Special needs pupils – what are their rights in a private school?


If you are paying to send your child to a private school, you naturally expect the best education your money can buy. That goes for pupils with special needs too – and the law is clear on what schools must do to accommodate such children.

If you are not satisfied with the support your child is receiving for his or her special needs at their private school, you may wish to launch a legal challenge.

I’ve heard about the UK Equality Act – how does that help my child with special needs?

In 2010, the UK Equality Act set out extensive provisions to safeguard against discrimination in all educational establishments, including private schools, covering pupils and students of all ages.

Prior to your child beginning their education at their private school, you as their parent or guardian should have made the school aware of your child’s special needs or disability. From that moment, the private school has an obligation under the law to make any “reasonable adjustments” within the school, ensuring that your child does not receive a substandard education because of their special needs. 

What “reasonable adjustments” is the school obliged to make?

As stipulated in the Equality Act, every UK educational institution is obliged to take any reasonable steps to “avoid substantial disadvantage” to any pupil or student with special needs or disabilities. This obligation is divided into the following three specific areas:

* Physical features

This is a reference to the physical construction of a school building, including classrooms and other physical spaces, as well as doorways and other access points. In this case, “reasonable adjustments” would include ensuring that there are ramps in place for wheelchair users and doorways are wide enough.

* Provisions, criteria or practices

This is about the procedures and policies of a private school or any other educational institution. It includes, for example, disciplinary procedures, and any student-based activities arranged as part of a course.

* Auxiliary aids

This refers to the imparting of both educational and administrative information, and it stipulates that all information must be provided for children with special needs or disabilities in a format that is readily accessible. Examples of this include reading materials for the visually impaired, e.g. in Braille and large print.

What can I do if I’m not satisfied that my child’s needs are being met?

If you are not satisfied that your child’s private school is meeting the special needs of your child, there is a procedure in place for you to follow.

* Firstly, you should make a preliminary appointment to meet with the school’s head teacher to discuss the situation.

* If the problem you perceive is not immediately addressed, you will need to make a written complaint, following the school’s internal complaints procedure.

* If you are still not satisfied, you should consider seeking legal advice to assess whether you have a claim for discrimination. If so, you can make a claim to the First Tier Tribunal, (SEND) within 6 months from the last act of discrimination.

Anita ChopraEducation law specialists Match Solicitors have a team of dedicated solicitors to help guide parents through these often very daunting legal procedures. Give us a call on 020 7353 6881 so we can help you turn things around.

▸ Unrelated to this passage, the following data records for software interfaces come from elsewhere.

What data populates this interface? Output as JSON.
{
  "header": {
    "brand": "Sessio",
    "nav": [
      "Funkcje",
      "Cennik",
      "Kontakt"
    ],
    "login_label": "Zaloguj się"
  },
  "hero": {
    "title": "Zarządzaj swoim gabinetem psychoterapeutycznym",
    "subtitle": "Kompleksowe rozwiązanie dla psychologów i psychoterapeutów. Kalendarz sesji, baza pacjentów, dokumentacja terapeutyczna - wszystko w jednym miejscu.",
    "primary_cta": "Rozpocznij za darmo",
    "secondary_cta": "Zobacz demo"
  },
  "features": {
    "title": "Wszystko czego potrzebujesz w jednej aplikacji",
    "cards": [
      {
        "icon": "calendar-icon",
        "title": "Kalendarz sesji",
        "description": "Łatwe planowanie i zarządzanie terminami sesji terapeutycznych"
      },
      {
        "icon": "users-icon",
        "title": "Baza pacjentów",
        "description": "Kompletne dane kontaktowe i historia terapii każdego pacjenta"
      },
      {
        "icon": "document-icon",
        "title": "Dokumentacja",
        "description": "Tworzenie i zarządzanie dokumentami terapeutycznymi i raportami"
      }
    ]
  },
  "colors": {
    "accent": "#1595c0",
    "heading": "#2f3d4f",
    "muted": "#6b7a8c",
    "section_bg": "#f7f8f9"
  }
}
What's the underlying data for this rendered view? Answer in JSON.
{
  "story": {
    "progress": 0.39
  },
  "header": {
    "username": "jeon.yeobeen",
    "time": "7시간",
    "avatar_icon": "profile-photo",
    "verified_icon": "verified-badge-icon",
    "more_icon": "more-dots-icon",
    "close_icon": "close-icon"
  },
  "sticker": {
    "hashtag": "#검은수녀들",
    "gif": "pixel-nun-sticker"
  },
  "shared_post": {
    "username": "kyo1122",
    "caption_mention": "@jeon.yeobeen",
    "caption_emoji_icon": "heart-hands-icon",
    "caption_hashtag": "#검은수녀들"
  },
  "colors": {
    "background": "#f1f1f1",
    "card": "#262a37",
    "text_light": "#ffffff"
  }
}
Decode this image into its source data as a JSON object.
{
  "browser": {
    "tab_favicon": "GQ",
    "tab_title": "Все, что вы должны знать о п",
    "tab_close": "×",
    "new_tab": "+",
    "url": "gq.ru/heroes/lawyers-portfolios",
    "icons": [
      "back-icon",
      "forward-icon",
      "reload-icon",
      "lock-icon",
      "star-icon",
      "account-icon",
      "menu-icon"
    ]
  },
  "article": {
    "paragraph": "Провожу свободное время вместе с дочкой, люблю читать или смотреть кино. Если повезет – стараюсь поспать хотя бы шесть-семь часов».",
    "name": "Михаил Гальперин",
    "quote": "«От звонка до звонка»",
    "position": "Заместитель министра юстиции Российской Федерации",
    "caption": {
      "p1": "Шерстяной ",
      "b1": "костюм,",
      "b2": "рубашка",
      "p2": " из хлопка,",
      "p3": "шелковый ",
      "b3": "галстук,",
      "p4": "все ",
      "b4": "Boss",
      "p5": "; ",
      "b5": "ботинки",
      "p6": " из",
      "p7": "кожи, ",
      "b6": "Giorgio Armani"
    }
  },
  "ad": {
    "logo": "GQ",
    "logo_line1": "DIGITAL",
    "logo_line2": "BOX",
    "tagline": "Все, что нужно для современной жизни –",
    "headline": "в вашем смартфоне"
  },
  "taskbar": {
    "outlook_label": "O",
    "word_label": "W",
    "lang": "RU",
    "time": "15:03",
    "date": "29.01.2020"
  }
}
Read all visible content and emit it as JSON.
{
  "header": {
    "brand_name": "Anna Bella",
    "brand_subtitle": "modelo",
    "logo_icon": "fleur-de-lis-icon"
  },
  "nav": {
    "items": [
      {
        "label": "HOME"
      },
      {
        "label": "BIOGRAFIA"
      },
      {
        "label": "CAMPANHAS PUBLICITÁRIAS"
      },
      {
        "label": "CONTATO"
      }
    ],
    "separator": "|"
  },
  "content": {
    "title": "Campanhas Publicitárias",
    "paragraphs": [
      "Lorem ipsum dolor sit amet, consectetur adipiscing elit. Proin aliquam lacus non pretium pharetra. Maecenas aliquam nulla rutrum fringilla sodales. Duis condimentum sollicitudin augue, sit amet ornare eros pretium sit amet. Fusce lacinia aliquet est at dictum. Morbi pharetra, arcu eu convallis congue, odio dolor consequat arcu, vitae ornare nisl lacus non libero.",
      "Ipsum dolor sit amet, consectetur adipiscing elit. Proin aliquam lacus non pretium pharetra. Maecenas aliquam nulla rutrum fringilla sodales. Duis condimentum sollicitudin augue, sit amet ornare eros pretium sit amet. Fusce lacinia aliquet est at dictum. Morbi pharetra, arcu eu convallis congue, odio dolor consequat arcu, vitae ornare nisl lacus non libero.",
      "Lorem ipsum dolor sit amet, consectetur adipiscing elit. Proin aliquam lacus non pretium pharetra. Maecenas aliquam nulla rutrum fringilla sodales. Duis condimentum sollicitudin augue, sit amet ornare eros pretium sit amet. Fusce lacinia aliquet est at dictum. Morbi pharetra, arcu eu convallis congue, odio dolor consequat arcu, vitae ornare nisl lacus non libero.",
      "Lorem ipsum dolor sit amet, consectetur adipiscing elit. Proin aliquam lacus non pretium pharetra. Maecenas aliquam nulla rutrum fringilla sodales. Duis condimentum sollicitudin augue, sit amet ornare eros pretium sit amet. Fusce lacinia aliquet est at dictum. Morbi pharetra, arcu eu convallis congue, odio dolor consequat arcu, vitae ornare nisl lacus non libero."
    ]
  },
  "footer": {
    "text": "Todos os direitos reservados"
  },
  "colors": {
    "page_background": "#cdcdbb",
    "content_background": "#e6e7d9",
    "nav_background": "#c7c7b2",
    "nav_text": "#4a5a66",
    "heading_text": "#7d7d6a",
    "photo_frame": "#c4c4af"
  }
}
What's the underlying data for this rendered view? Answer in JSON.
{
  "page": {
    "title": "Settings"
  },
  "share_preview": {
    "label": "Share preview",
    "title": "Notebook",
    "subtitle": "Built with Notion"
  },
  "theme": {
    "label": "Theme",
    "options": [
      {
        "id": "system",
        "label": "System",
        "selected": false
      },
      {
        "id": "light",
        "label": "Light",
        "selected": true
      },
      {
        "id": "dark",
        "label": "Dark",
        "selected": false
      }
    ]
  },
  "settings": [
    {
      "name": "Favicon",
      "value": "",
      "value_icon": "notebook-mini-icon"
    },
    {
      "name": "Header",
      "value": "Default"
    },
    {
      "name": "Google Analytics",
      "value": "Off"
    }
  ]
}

Anita Chopra is a director at education law specialists Match Solicitors and is a regular media commentator on legal issues arising in education. She has a “huge breadth of experience across all kinds of education” and “has a great instinct for cases.”